French Foreign Minister Jean-Yves Le Drian has celebrated progress in diplomacy in the Middle East and promised that France will continue to take an active role in ensuring the region remains stable.
In a wide-ranging press conference held on Monday, Le Drian also lamented the recent “breach of trust” by the UK and US over the sale of submarines to Australia, Arab News reports, recalling that France had originally been slated to supply submarines to Australia as part of that deal, but Canberra did a U-turn in favor of an agreement with the US and UK, in what some have called an embarrassment for the French.
“In the Middle East, stability and security shall be the heart of our priorities. These require a regional dialogue, including in the unprecedented format of the Baghdad Conference on Aug. 28,” Le Drian was quoted by Arab News as saying.
The Baghdad Conference for Cooperation and Partnership brought together many of the key powers in the Middle East, including Saudi Arabia, the UAE, Egypt, Jordan, Turkey, Iraq, Qatar, and Iran for dialogue aimed at easing security tensions in the region. France also attended the summit and has taken an active role in mediating conflict and disputes in the Middle East, in some form, for centuries.
“It was an exceptional meeting because those who attended were not used to sitting at the same table,” said Le Drian, who is currently in New York for the UN General Assembly’s week of high-level meetings.
“We managed to launch some sort of new spirit and to gather some support for a willingness to reduce regional tensions in an unprecedented format.”
Iran’s presence at the conference, he continued, may be seen as a “positive signal,” but he said that he would convene a meeting of the joint commission of the JCPOA (Joint Comprehensive Plan of Action) because, “regarding Iran, we note that the negotiations were interrupted at the request of Iran and we need to make sure that, this week, we try to launch some positive momentum or negotiations to resume.”
The JCPOA, widely referred to as the Iran nuclear deal, saw heavy restrictions and monitoring placed on Tehran’s nascent nuclear program in return for much-needed sanctions relief.
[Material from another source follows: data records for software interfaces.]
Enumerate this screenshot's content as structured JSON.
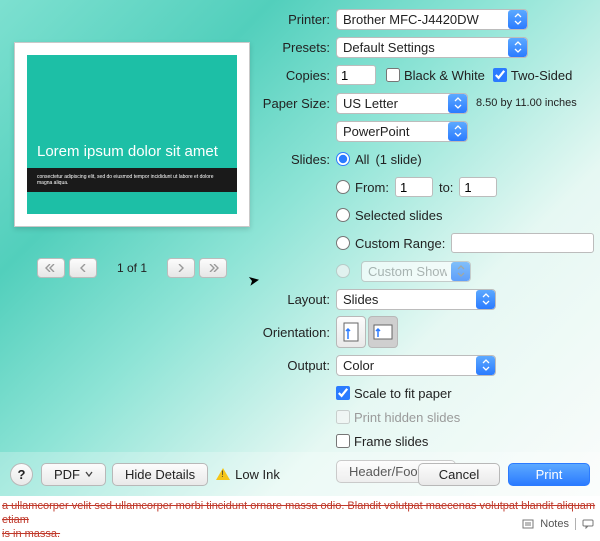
{
  "header": {
    "printer_label": "Printer:",
    "printer_value": "Brother MFC-J4420DW",
    "presets_label": "Presets:",
    "presets_value": "Default Settings",
    "copies_label": "Copies:",
    "copies_value": "1",
    "bw_label": "Black & White",
    "bw_checked": false,
    "twosided_label": "Two-Sided",
    "twosided_checked": true,
    "papersize_label": "Paper Size:",
    "papersize_value": "US Letter",
    "papersize_dim": "8.50 by 11.00 inches",
    "app_dropdown": "PowerPoint"
  },
  "slides": {
    "section_label": "Slides:",
    "all_label": "All",
    "all_count": "(1 slide)",
    "from_label": "From:",
    "from_value": "1",
    "to_label": "to:",
    "to_value": "1",
    "selected_label": "Selected slides",
    "custom_range_label": "Custom Range:",
    "custom_range_value": "",
    "custom_shows_label": "Custom Shows"
  },
  "layout": {
    "label": "Layout:",
    "value": "Slides"
  },
  "orientation": {
    "label": "Orientation:"
  },
  "output": {
    "label": "Output:",
    "value": "Color",
    "scale_label": "Scale to fit paper",
    "scale_checked": true,
    "hidden_label": "Print hidden slides",
    "hidden_checked": false,
    "frame_label": "Frame slides",
    "frame_checked": false,
    "header_footer_btn": "Header/Footer..."
  },
  "preview": {
    "slide_title": "Lorem ipsum dolor sit amet",
    "slide_sub": "consectetur adipiscing elit, sed do eiusmod tempor incididunt ut labore et dolore magna aliqua.",
    "page_indicator": "1 of 1"
  },
  "bottom": {
    "help": "?",
    "pdf_btn": "PDF",
    "hide_details_btn": "Hide Details",
    "low_ink": "Low Ink",
    "cancel_btn": "Cancel",
    "print_btn": "Print"
  },
  "doc": {
    "line1": "a ullamcorper velit sed ullamcorper morbi tincidunt ornare massa odio. Blandit volutpat maecenas volutpat blandit aliquam etiam",
    "line2": "is in massa.",
    "notes_label": "Notes"
  }
}
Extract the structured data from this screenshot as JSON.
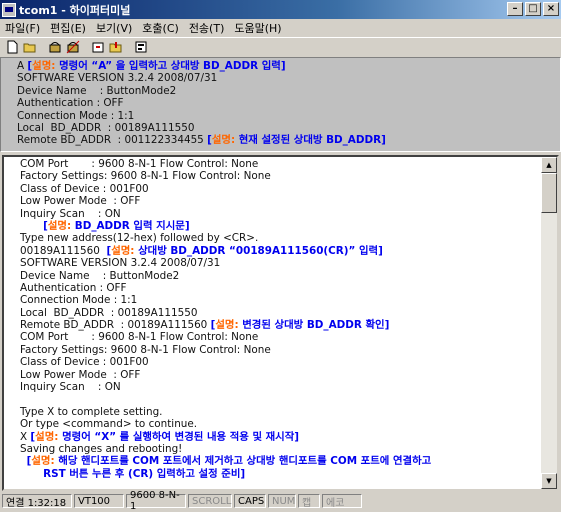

Iran and the US, which also left the deal, have been in negotiations for years over a bilateral return to the deal, but those have stalled in recent months.
“In the meantime, Iran keeps breaching some commitments that they made within the JCPOA,” said Le Drian, who also warned that “time is playing against the potential (nuclear) agreement because, as time goes by, the Iranian authorities are speeding up their nuclear activities.”